Saturday, May 21, 2011

Skimming - What Does It Mean?

from Investopedia. com

What Does Skimming Mean?

An electronic method of capturing a victim's personal information used by identity thieves. The skimmer is a small device that scans a credit card and stores the information contained in the magnetic strip. Skimming can take place during a legitimate transaction at a business.

Investopedia explains Skimming

Skimming can occur easily in a restaurant because your card is taken away when the bill is being settled. If your server is a skimming identity thief, he or she will, before giving the card back to you, scan the credit card with a hand-held electronic device, which takes only seconds. The electronically captured information is then used to by the thief or sold to other criminals.

Thursday, May 19, 2011

10 Ways to Spot a Charity Scam

from Criminal Justice USA May 18, 2011

Donating to a charity is one of the most generous gifts a person can give, but it’s important to make sure that your good intentions are not wasted on one of the many charity scams circulating the country.

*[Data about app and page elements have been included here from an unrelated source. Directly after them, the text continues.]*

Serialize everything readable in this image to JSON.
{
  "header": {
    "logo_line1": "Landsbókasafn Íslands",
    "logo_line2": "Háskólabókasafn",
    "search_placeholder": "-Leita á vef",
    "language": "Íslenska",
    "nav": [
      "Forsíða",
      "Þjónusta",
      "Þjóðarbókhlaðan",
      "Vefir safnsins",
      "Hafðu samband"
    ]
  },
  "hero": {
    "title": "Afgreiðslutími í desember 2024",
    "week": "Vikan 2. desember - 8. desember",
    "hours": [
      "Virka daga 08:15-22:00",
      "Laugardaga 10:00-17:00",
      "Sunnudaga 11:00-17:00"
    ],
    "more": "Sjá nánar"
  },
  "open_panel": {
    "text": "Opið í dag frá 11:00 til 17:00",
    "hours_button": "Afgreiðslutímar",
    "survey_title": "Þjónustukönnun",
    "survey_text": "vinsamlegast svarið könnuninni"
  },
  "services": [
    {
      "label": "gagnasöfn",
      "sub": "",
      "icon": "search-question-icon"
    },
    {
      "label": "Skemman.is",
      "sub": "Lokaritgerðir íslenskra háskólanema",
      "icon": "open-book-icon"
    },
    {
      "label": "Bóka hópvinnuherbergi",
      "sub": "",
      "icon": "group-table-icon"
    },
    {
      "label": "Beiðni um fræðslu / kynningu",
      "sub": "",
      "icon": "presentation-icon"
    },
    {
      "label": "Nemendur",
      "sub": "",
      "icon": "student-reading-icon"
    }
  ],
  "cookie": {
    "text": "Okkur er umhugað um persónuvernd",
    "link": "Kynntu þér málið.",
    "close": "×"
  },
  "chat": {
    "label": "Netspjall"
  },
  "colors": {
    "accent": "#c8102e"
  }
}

Here are 10 ways to spot a charity scam:

1. Refuses to Provide Important Documentation: If a charity refuses to provide tangible documentation of its identity, mission, costs and how the donation will be used, you’re most likely dealing with a charity scam. All charities should have a name, contact person, phone number and address in which they can be reached.

2. Doesn’t Provide Proof of Tax-Deductible Contribution: Charities that cannot provide the paperwork needed to claim a contribution is tax deductible, may reveal themselves as a charity scam. In order to claim a tax deduction for your monetary donation, you need to have written confirmation from the charity that includes: the charity’s name, date of contribution and donation amount. Just like you need a receipt to return an item, you need these documents to get a tax more story at Criminal Justice USA

Wednesday, May 4, 2011

Fines needed to help stem growing data breaches, Privacy Commissioner says

Trends suggest it's time for Parliament to pass legislation that would impose fines on companies when poor privacy and security measures lead to significant data breaches.

STRATFORD, Ontario, May 4, 2011 /Canada NewsWire/ - An alarming trend of ever-bigger data breaches is prompting Privacy Commissioner Jennifer Stoddart to call for substantial fines against major corporations that fail to adequately protect Canadians' personal information from preventable breaches.

"I am deeply troubled by the large number of major breaches we are seeing, including serious incidents in recent weeks that have affected hundreds of thousands of Canadians," says Commissioner Stoddart.

During a speech today at the Canada 3.0 forum in Stratford, Ontario, the Commissioner stated: "Too many companies are collecting more personal information than they are able to effectively protect…. It seems to me that it's time to begin imposing fines - significant, attention-getting fines - on companies when poor privacy and security practices lead to breaches.''

Before the federal election campaign, the Canadian Parliament was considering legislation to create a requirement for private-sector organizations to report significant data breaches to the Privacy Commissioner and affected individuals.

Commissioner Stoddart said the new session of Parliament creates the opportunity to strengthen the legislation to give the Privacy Commissioner the power to impose substantial fines in appropriate cases.

"I have come to the conclusion that the only way to get some corporations to pay adequate attention to their privacy obligations is by introducing the potential for large fines that would serve as an incentive for compliance," she said, noting that her counterparts in a number of other countries, including the United Kingdom, France and Spain, have already moved to impose hefty fines following breaches.

The Privacy Commissioner of Canada is mandated by Parliament to act as an ombudsman and guardian of privacy in Canada.

Be CyberSmart! Don't Get Caught

A CyberSmart Event in Guelph, Ontario on

THURSDAY, MAY 26, 2011

at the Old Quebec Street Mall
~ 10 am - 2 pm ~




Brought to you by The Cybersmart Coalition - St. James CHS Students, Concerned Older Adults, Trellis and Guelph Police Service

CIRA releases report on the future of the Internet in Canada

OTTAWA, May 4, 2011 /Canada NewsWire/ - Today the Canadian Internet Registration Authority (CIRA) released a report on the findings from its national consultation on how the Internet is run.

The Canadian Internet Forum (CIF) was a national consultation hosted by CIRA, along with its partners, the International Institute for Sustainable Development (IISD) and the Media Awareness Network (MNet). It consisted of face-to-face consultations that took place across Canada along with input received from an online discussion forum, and culminated at a national event held in Ottawa and webcast across the country in February 2011.

The consultations were broadly themed under two topics: the digital economy and digital literacy, and Canadians identified numerous issues that are important to them. These issues included online safety and security, the development of a 'Canadian vision' for the Internet and the cost and speed of broadband.

The report will be presented to the United Nations coordinated Internet Governance Forum (, a venue for nations to discuss the future of the Internet.

The report is available here.

About CIRA

The Canadian Internet Registration Authority (CIRA) is the organization that manages Canada's .CA domain name registry, develops and implements policies that support Canada's Internet community and represents the .CA registry internationally.